Many forfeitures are processed administratively or end in default judgments because no one fights back. According to available data, relatively few property owners contest forfeiture. Figure 15 shows average claim rates in the four states that track whether anyone filed a claim for return of seized property. Not all these states track this information consistently, and they all track it slightly differently.1 Nevertheless, the overall takeaway is that owners rarely fight back.
Figure 15: Average Annual Claim Rates, Four States
Note: Minnesota data are from the Minnesota State Auditor’s annual forfeiture reports. For details of the other states’ sources, see data notes in State Profiles.
Arizona, Minnesota and Oregon, in most cases, require property owners or other interested parties to proactively file a claim for return of property. In Minnesota, the state with the highest claim rate, owners seek the return of their property only 22% of the time. However, the state’s data cover only forfeitures related to drug and DWI offenses and exclude properties where it was unknown whether anyone filed a claim.
In Arizona, owners challenge forfeiture in only 19% of cases, using either judicial or administrative processes. This includes both claims seeking judicial review and claims in “uncontested forfeiture” cases, where prosecutors, not an impartial judge, decide whether forfeiture is justified.2 (See “Prosecutors Use Dirty Tricks to Make Sure Forfeiture Sticks.”) The claim rate in Oregon is approximately 18%, though the state tracks only some questions related to claims, and we could not infer claim rates for nearly half the properties.
In Colorado, property owners must respond to the state’s forfeiture complaint filed in court by filing their own counterclaim.

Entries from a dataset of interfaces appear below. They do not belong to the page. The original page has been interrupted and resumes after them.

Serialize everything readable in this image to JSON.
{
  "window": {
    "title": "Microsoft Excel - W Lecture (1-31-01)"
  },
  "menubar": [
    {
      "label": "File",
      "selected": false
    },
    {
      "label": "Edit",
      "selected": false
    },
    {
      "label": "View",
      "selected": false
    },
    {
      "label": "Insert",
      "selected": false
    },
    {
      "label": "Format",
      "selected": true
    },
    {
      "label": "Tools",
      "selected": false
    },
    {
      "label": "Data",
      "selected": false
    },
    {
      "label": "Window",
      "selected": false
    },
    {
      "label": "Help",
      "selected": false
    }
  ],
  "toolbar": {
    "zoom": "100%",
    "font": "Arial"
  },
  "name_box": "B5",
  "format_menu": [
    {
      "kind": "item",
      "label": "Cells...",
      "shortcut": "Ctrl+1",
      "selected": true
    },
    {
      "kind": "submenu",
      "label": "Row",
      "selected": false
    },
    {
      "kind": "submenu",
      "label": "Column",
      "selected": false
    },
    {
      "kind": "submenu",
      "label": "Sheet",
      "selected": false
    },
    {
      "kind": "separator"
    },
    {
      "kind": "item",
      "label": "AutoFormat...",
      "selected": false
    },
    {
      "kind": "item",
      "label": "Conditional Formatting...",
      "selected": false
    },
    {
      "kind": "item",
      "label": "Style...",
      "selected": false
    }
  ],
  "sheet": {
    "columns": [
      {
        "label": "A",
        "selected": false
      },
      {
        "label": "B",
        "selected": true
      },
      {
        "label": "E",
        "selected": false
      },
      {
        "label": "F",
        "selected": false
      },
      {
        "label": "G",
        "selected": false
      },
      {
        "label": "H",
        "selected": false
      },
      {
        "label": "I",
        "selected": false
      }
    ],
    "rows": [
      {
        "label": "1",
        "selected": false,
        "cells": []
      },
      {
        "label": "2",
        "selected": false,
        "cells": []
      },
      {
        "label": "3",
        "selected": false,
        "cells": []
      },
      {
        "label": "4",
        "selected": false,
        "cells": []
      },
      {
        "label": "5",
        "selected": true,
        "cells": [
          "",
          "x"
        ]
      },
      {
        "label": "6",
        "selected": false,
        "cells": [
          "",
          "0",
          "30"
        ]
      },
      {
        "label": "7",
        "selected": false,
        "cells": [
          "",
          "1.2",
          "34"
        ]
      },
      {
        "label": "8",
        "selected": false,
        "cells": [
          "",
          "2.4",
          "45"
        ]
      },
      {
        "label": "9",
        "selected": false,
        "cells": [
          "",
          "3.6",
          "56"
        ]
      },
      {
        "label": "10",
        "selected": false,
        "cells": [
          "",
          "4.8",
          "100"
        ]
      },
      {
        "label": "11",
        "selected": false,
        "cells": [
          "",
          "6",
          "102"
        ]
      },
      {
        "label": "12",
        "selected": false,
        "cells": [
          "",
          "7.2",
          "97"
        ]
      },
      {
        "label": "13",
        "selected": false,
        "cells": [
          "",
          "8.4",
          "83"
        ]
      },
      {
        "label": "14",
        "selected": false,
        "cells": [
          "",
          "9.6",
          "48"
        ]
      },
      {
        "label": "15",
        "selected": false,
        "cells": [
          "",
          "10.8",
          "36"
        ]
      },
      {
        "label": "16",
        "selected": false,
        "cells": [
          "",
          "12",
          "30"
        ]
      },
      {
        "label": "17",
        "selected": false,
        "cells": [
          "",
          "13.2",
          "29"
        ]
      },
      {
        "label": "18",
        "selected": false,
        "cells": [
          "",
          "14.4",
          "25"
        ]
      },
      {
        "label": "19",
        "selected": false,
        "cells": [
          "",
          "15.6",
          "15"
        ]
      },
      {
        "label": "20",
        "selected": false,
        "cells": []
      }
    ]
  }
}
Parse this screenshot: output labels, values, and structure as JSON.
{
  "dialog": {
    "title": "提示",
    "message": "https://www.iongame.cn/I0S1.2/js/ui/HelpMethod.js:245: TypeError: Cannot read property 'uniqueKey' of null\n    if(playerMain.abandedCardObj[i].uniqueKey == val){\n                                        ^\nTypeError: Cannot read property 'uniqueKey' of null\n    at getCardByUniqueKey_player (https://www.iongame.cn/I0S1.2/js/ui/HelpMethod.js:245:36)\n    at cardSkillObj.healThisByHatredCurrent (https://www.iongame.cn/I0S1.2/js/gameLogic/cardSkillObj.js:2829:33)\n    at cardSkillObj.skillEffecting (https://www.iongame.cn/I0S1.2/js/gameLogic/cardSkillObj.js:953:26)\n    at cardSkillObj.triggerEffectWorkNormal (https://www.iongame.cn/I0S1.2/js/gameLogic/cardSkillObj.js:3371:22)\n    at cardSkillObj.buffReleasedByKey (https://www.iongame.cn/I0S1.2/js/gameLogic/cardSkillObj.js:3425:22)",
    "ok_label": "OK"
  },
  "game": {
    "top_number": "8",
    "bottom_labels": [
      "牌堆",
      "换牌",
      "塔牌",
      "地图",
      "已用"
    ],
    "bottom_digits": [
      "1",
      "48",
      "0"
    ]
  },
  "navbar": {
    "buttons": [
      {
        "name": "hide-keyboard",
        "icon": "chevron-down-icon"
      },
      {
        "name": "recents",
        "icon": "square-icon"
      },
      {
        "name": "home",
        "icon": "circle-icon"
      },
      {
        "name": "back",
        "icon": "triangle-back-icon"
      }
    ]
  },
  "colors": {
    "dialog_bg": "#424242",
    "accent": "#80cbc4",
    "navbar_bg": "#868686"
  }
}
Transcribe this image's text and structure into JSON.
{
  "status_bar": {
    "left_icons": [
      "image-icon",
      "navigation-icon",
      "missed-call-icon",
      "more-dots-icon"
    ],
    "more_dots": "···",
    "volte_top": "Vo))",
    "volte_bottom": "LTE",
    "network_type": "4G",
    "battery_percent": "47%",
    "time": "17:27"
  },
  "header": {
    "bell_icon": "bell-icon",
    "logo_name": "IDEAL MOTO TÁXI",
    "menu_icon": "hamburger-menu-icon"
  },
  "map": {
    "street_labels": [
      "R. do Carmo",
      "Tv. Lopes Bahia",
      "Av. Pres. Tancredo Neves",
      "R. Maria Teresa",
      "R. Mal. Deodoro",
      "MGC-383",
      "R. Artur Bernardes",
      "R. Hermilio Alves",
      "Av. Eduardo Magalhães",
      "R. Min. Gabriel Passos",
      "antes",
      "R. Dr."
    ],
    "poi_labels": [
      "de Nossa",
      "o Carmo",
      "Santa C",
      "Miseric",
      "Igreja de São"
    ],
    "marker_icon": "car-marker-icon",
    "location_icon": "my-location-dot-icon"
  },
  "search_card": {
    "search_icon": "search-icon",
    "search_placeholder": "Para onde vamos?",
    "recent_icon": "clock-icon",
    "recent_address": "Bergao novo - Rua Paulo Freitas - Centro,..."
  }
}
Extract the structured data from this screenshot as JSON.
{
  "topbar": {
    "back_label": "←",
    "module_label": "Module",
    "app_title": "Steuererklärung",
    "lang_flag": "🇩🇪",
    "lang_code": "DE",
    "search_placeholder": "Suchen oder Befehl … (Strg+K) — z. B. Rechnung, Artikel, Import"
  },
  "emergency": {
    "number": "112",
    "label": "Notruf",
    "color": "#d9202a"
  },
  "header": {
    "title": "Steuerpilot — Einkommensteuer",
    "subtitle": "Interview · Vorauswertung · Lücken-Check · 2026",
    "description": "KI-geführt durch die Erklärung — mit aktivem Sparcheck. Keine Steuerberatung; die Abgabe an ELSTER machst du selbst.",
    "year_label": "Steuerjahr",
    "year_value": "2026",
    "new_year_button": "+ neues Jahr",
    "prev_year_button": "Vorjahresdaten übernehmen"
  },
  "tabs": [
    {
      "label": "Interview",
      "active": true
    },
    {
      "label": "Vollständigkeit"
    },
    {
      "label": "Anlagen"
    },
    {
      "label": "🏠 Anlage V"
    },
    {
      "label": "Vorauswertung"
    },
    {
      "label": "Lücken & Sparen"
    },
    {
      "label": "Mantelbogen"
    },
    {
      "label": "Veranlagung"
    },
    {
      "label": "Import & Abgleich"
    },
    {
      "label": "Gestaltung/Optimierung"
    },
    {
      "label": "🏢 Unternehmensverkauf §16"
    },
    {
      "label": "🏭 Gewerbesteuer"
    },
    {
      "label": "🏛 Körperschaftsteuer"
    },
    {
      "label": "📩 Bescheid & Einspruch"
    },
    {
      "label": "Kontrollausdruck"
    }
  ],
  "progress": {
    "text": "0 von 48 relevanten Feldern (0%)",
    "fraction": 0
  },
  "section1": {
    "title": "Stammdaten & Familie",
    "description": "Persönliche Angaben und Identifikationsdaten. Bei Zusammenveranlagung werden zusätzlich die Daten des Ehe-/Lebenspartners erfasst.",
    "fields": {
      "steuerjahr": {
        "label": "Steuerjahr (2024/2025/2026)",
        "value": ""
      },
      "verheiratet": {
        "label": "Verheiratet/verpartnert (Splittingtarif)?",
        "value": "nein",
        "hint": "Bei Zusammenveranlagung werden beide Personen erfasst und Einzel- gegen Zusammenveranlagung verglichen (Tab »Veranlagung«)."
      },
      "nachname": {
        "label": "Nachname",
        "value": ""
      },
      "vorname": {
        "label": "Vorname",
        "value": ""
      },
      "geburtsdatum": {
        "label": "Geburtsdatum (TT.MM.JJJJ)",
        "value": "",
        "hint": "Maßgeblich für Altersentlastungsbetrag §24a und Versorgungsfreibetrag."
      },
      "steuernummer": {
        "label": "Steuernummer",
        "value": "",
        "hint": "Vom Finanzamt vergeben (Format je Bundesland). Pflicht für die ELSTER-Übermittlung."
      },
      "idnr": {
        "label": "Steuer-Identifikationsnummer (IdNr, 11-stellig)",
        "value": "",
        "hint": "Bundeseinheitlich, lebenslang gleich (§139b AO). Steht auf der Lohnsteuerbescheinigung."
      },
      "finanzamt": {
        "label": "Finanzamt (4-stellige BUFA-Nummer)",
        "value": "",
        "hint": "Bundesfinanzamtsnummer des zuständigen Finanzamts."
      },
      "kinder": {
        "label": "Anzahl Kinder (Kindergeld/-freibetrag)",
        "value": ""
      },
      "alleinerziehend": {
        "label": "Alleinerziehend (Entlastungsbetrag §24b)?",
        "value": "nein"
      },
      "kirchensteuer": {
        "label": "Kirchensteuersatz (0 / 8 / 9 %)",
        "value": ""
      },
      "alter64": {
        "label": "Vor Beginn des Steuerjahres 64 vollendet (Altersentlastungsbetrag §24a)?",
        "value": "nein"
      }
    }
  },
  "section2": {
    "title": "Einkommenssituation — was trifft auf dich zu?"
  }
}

Only 1% of forfeitures are contested in the state.
Somewhat different data from Tennessee also indicate owners rarely fight forfeiture. Tennessee is unique in that it processes forfeitures via an administrative hearing procedure, where an administrative law judge—that is, a judge who is a member of the executive branch, not an independent member of the judiciary—decides whether the state can forfeit the property. Three-quarters of Tennessee’s currency forfeitures were not contested, meaning the owner did not request an administrative hearing and instead walked away (see Figure 16). Just 14% of owners contested forfeiture of their currency, requesting an administrative hearing. If contesting owners receive an adverse administrative ruling, Tennessee allows them to request judicial review by a court. However, our hearing data do not detail how many owners availed themselves of this appeal option.
Figure 16: Tennessee Currency Forfeitures, 2017–2018
Source: Tennessee Department of Safety and Homeland Security.
Proponents argue property owners rarely fight forfeiture because “[m]ost cases are indisputable.”3 While that reasoning may explain some uncontested forfeitures, it is likely that the difficulty and expense of fighting forfeiture, paired with the low value of most forfeitures, deter many owners from fighting for return of their property. Without the right to legal counsel, to say nothing of other protections available in criminal proceedings, property owners must hire their own attorney or attempt to navigate the confusing civil forfeiture process, with its many procedural traps, on their own. When valuable property is at stake, an owner may decide fighting back is worth the headache. But when property is worth $2,000 or less, as it most often is, owners may—quite understandably—decide fighting back is more trouble than it is worth. Failure to make a claim may be evidence less of guilt than of a rational choice to walk away.